**DIRECTIONS:**
A faithful copy is required. Print each line of the data exactly and omit the pictures.

**PROVIDED INFORMATION:**
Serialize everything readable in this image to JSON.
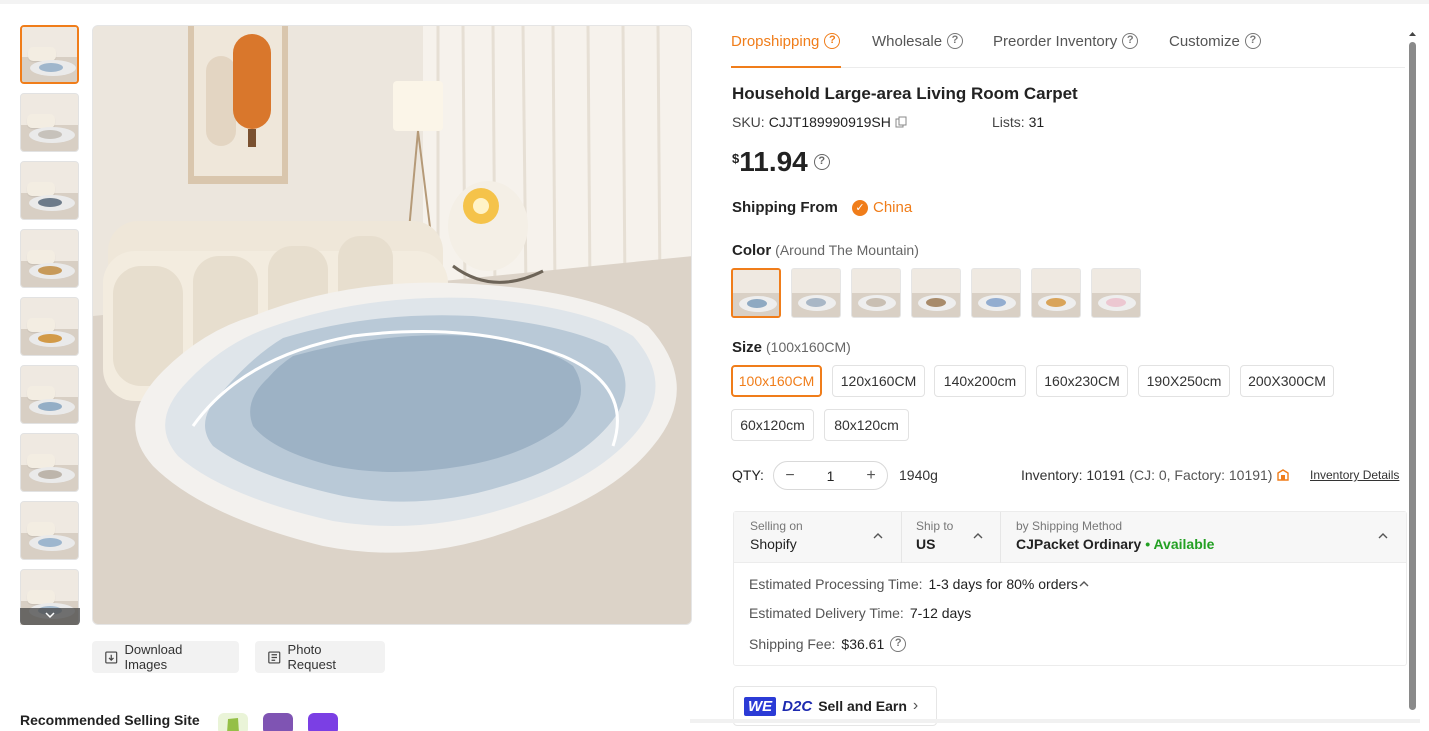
{
  "thumbnails": [
    {
      "rug": "#9fb6cc"
    },
    {
      "rug": "#c7c2bb"
    },
    {
      "rug": "#6d7b8a"
    },
    {
      "rug": "#c79a5a"
    },
    {
      "rug": "#d29a48"
    },
    {
      "rug": "#94aec6"
    },
    {
      "rug": "#bdb5ab"
    },
    {
      "rug": "#9db6ce"
    },
    {
      "rug": "#a7bccf"
    }
  ],
  "image_actions": {
    "download": "Download Images",
    "photo_request": "Photo Request"
  },
  "recommended": {
    "label": "Recommended Selling Site",
    "sites": [
      {
        "name": "shopify-icon",
        "color": "#95bf47"
      },
      {
        "name": "woocommerce-icon",
        "color": "#7f54b3"
      },
      {
        "name": "wix-icon",
        "color": "#7b3fe4"
      }
    ]
  },
  "tabs": [
    {
      "label": "Dropshipping",
      "active": true
    },
    {
      "label": "Wholesale",
      "active": false
    },
    {
      "label": "Preorder Inventory",
      "active": false
    },
    {
      "label": "Customize",
      "active": false
    }
  ],
  "product": {
    "title": "Household Large-area Living Room Carpet",
    "sku_label": "SKU:",
    "sku": "CJJT189990919SH",
    "lists_label": "Lists:",
    "lists": "31",
    "currency": "$",
    "price": "11.94"
  },
  "shipping_from": {
    "label": "Shipping From",
    "value": "China"
  },
  "color": {
    "label": "Color",
    "selected": "(Around The Mountain)",
    "swatches": [
      {
        "rug": "#8ea9c2",
        "active": true
      },
      {
        "rug": "#a9b7c6",
        "active": false
      },
      {
        "rug": "#c9bfb3",
        "active": false
      },
      {
        "rug": "#a88b6b",
        "active": false
      },
      {
        "rug": "#93add0",
        "active": false
      },
      {
        "rug": "#d9a45a",
        "active": false
      },
      {
        "rug": "#ecc7d1",
        "active": false
      }
    ]
  },
  "size": {
    "label": "Size",
    "selected": "(100x160CM)",
    "options": [
      "100x160CM",
      "120x160CM",
      "140x200cm",
      "160x230CM",
      "190X250cm",
      "200X300CM",
      "60x120cm",
      "80x120cm"
    ],
    "active_index": 0
  },
  "qty": {
    "label": "QTY:",
    "value": "1",
    "minus": "−",
    "plus": "+",
    "weight": "1940g"
  },
  "inventory": {
    "text": "Inventory: 10191",
    "detail": "(CJ: 0, Factory: 10191)",
    "link": "Inventory Details"
  },
  "shipping": {
    "selling_on_label": "Selling on",
    "selling_on": "Shopify",
    "ship_to_label": "Ship to",
    "ship_to": "US",
    "method_label": "by Shipping Method",
    "method": "CJPacket Ordinary",
    "status": "• Available",
    "processing_label": "Estimated Processing Time:",
    "processing": "1-3 days for 80% orders",
    "delivery_label": "Estimated Delivery Time:",
    "delivery": "7-12 days",
    "fee_label": "Shipping Fee:",
    "fee": "$36.61"
  },
  "d2c": {
    "we": "WE",
    "d2c": "D2C",
    "label": "Sell and Earn",
    "arrow": "›"
  },
  "colors": {
    "accent": "#f07d1a",
    "available": "#23a023",
    "d2c_blue": "#2b3bd6"
  }
}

**THE COMPLETED TASK:**
Serialize everything readable in this image to JSON.
{
  "thumbnails": [
    {
      "rug": "#9fb6cc"
    },
    {
      "rug": "#c7c2bb"
    },
    {
      "rug": "#6d7b8a"
    },
    {
      "rug": "#c79a5a"
    },
    {
      "rug": "#d29a48"
    },
    {
      "rug": "#94aec6"
    },
    {
      "rug": "#bdb5ab"
    },
    {
      "rug": "#9db6ce"
    },
    {
      "rug": "#a7bccf"
    }
  ],
  "image_actions": {
    "download": "Download Images",
    "photo_request": "Photo Request"
  },
  "recommended": {
    "label": "Recommended Selling Site",
    "sites": [
      {
        "name": "shopify-icon",
        "color": "#95bf47"
      },
      {
        "name": "woocommerce-icon",
        "color": "#7f54b3"
      },
      {
        "name": "wix-icon",
        "color": "#7b3fe4"
      }
    ]
  },
  "tabs": [
    {
      "label": "Dropshipping",
      "active": true
    },
    {
      "label": "Wholesale",
      "active": false
    },
    {
      "label": "Preorder Inventory",
      "active": false
    },
    {
      "label": "Customize",
      "active": false
    }
  ],
  "product": {
    "title": "Household Large-area Living Room Carpet",
    "sku_label": "SKU:",
    "sku": "CJJT189990919SH",
    "lists_label": "Lists:",
    "lists": "31",
    "currency": "$",
    "price": "11.94"
  },
  "shipping_from": {
    "label": "Shipping From",
    "value": "China"
  },
  "color": {
    "label": "Color",
    "selected": "(Around The Mountain)",
    "swatches": [
      {
        "rug": "#8ea9c2",
        "active": true
      },
      {
        "rug": "#a9b7c6",
        "active": false
      },
      {
        "rug": "#c9bfb3",
        "active": false
      },
      {
        "rug": "#a88b6b",
        "active": false
      },
      {
        "rug": "#93add0",
        "active": false
      },
      {
        "rug": "#d9a45a",
        "active": false
      },
      {
        "rug": "#ecc7d1",
        "active": false
      }
    ]
  },
  "size": {
    "label": "Size",
    "selected": "(100x160CM)",
    "options": [
      "100x160CM",
      "120x160CM",
      "140x200cm",
      "160x230CM",
      "190X250cm",
      "200X300CM",
      "60x120cm",
      "80x120cm"
    ],
    "active_index": 0
  },
  "qty": {
    "label": "QTY:",
    "value": "1",
    "minus": "−",
    "plus": "+",
    "weight": "1940g"
  },
  "inventory": {
    "text": "Inventory: 10191",
    "detail": "(CJ: 0, Factory: 10191)",
    "link": "Inventory Details"
  },
  "shipping": {
    "selling_on_label": "Selling on",
    "selling_on": "Shopify",
    "ship_to_label": "Ship to",
    "ship_to": "US",
    "method_label": "by Shipping Method",
    "method": "CJPacket Ordinary",
    "status": "• Available",
    "processing_label": "Estimated Processing Time:",
    "processing": "1-3 days for 80% orders",
    "delivery_label": "Estimated Delivery Time:",
    "delivery": "7-12 days",
    "fee_label": "Shipping Fee:",
    "fee": "$36.61"
  },
  "d2c": {
    "we": "WE",
    "d2c": "D2C",
    "label": "Sell and Earn",
    "arrow": "›"
  },
  "colors": {
    "accent": "#f07d1a",
    "available": "#23a023",
    "d2c_blue": "#2b3bd6"
  }
}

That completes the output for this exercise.